TOKYO -- The Japanese government hopes to warm chilly relations with China by offering to help with Beijing's Belt and Road Initiative, an effort to forge stronger economic links between it and countries to the west, extending as far as Europe.
Under the plan, Japan would extend financial assistance to Japanese companies doing business with China as part of the initiative, on a case-by-case basis.
If Chinese President Xi Jinping visits Japan, possibly in 2019, Tokyo hopes the two sides will sign a "fifth document" to add to the four diplomatic agreements that form the basis of bilateral relations.
In recent months, senior Japanese officials, including Prime Minister Shinzo Abe and Chief Cabinet Secretary Yoshihide Suga, have warmed to the idea of participating in the Belt and Road Initiative, saying Japan would like to take part if conditions are right, and if it helps build peace and prosperity in the region.
The plan to improve ties with China, however, does not include a time frame for Tokyo to join the Beijing-led Asian Infrastructure Investment Bank.
Under the proposed Belt and Road Initiative guidelines, the Japanese government will provide financial assistance to companies working in environmental and energy-conservation technology, industrial development in third countries, improving distribution systems and other areas.
Financial support will be provided through the Japan Bank for International Cooperation, Nippon Export and Investment Insurance and other channels. Lenders will provide capital, taking into account project transparency, profitability and the economic impact on local economies. They will also ensure that the aid does not go to military use.

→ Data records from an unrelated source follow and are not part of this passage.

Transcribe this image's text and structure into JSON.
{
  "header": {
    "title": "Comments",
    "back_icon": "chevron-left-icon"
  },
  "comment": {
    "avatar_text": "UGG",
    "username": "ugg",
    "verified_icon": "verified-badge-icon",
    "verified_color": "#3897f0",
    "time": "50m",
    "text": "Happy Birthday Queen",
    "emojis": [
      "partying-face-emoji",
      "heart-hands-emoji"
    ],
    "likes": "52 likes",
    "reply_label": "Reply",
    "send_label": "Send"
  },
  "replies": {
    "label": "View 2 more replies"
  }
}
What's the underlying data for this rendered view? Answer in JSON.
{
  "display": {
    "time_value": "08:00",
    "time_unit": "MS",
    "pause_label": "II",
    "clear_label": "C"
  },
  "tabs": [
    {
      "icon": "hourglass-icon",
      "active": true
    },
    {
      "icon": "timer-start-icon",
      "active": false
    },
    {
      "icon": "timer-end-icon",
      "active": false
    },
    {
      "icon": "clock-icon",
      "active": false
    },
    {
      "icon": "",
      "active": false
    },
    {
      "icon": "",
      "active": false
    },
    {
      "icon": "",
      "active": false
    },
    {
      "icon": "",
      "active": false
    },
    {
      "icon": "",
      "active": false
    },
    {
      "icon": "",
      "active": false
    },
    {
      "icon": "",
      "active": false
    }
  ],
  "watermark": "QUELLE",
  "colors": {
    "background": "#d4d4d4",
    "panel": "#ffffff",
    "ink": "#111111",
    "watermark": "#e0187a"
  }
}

Turn the page
Japan has blown hot and cold over China's economic ambitions in Asia. It has taken some steps under what it calls the "free and open Indo-Pacific strategy" to counter Beijing's growing strategic influence, but now says that effort and China's infrastructure-building under the Belt and Road Initiative are not at odds.
Tokyo believes strengthening ties with the world's second-largest economy will benefit the Japanese economy and contribute to regional security. Sino-Japanese relations have been strained for the past half-decade over tensions in the East China Sea. In 2010 a Chinese trawler operating within 12 nautical miles of the Japanese-administered Senkaku Islands collided with Japanese patrol boats. The detention of the Chinese ship's captain triggered a major diplomatic dispute.
Tensions further rose when Japan nationalized the Senkaku Islands, which China claims and calls Diaoyu, in 2012.
In the face of the growing threat from North Korea, Japan feels it is vital to keep in close contact with China, which is a sometime backer of the rogue state.
The Japanese government hopes to announce specific plans for joint projects between the two sides when Chinese Premier Li Keqiang visits Japan for a trilateral summit between Japan, China and South Korea, likely in April 2018. The projects could include joint work on solar power generation. More broadly, Japan and China have already begun work to help companies from both countries to find business partners.
Tokyo hopes to arrange reciprocal visits by Xi and Abe soon. Abe would like to visit China next year as the two countries observe the 40th anniversary of the signing of the Japan-China peace and friendship treaty, and he plans to invite Xi to visit Japan, possibly in 2019, when Japan will host a Group of 20 summit.
If the relationship has improved sufficiently, Japan hopes to sign the fifth diplomatic document during Xi's visit. The four key documents underpinning the bilateral relationship are: the Japan-China joint communique of 1972, the 1978 peace and friendship treaty, the 1998 joint declaration and the 2008 joint statement, which affirmed the promotion of a "mutually beneficial relationship based on common strategic interests."